The amount of personal information we all carry around in our pockets is quite remarkable, yet too few people appreciate the liabilities associated with owning a smartphone. Thankfully, in the summer of 2014, the U.S. Supreme Court unanimously ruled that, in most cases, law enforcement agencies must obtain a warrant before searching the cellphone of an arrested individual.
Life is full of frustrations, big and small. And even the most mild-mannered of us sometimes lose our cool when things don't go our way. As just one example, consider the "self-checkout" stations at most grocery and big-box stores these days. They appear to be a time-saver, but are often so picky and prone to malfunction that they can take longer than waiting in line for a human cashier.
Racial profiling has long been a problem in the United States. But it has been an especially hot-button issue in the past year or so. Many African-American men are understandably nervous about even routine interactions with police for fear that they might be harmed or killed by officers who shoot first and ask questions later.

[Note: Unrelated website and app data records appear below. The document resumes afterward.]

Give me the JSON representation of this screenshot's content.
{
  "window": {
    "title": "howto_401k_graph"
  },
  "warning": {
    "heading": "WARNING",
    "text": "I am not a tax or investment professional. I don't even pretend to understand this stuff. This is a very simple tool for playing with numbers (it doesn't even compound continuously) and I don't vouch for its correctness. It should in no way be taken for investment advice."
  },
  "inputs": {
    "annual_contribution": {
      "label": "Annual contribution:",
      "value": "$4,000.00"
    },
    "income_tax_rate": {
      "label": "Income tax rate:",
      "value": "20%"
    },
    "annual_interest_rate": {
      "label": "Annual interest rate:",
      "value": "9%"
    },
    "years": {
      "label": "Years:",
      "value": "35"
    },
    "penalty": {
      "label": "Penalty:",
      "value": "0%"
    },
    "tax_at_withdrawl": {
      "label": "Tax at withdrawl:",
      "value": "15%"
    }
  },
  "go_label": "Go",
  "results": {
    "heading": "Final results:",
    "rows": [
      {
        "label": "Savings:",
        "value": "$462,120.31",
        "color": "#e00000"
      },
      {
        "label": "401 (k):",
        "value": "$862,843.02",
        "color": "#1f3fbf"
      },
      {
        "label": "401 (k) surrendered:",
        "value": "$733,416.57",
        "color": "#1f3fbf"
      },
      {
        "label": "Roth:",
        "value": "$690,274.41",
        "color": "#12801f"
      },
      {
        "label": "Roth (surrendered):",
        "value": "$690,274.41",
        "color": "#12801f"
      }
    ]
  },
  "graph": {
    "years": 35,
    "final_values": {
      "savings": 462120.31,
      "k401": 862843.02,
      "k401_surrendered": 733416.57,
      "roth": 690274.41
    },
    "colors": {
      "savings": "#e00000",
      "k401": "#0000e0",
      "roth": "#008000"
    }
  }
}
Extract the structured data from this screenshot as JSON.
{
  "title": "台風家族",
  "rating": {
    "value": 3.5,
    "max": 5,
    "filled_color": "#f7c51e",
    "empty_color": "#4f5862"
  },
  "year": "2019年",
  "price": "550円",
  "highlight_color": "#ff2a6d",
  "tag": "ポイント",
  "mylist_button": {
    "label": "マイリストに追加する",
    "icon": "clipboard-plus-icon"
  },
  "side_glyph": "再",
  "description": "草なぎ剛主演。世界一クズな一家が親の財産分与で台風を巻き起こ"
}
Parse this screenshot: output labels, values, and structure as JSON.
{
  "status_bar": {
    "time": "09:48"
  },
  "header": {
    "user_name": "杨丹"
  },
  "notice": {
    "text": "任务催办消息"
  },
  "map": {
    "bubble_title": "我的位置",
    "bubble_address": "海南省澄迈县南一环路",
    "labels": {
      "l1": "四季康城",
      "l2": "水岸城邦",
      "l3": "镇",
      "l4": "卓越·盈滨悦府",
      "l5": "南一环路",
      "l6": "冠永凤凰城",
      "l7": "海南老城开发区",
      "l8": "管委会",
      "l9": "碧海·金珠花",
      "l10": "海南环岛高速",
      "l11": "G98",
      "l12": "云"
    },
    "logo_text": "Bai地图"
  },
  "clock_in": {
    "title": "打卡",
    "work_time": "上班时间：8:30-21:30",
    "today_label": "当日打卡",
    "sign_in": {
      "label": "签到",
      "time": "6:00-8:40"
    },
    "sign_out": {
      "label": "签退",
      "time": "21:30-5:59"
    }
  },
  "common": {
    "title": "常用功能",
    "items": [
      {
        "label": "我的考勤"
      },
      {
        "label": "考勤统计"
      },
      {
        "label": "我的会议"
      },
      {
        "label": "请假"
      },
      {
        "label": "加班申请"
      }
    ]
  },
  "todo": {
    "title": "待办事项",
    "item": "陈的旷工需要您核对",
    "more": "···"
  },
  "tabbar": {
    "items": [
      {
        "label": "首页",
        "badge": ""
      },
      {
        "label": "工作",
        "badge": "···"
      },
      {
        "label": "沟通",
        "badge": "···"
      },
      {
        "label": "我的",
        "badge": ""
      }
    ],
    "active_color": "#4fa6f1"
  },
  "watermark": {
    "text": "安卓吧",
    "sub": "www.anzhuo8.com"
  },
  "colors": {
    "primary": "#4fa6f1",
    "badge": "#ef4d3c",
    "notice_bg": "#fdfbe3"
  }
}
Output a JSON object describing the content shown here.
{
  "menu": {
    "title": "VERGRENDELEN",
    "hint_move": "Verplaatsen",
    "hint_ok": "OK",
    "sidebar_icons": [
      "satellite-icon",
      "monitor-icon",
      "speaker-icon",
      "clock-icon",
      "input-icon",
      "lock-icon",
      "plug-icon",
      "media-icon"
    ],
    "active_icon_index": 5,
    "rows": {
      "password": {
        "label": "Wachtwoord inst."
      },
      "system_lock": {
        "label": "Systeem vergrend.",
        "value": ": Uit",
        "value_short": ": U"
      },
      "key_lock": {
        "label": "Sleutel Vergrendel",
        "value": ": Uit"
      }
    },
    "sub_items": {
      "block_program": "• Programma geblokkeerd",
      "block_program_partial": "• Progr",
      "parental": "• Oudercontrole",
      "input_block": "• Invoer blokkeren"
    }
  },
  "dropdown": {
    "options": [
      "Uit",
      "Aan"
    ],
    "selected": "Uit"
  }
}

Last week, we began a discussion about the appeals process in criminal cases. As we noted in our first post, a defendant must have a legitimate reason for appealing his conviction. Most often, cases are appealed on the grounds that a serious error was made during the initial trial - serious enough to affect the outcome of the case.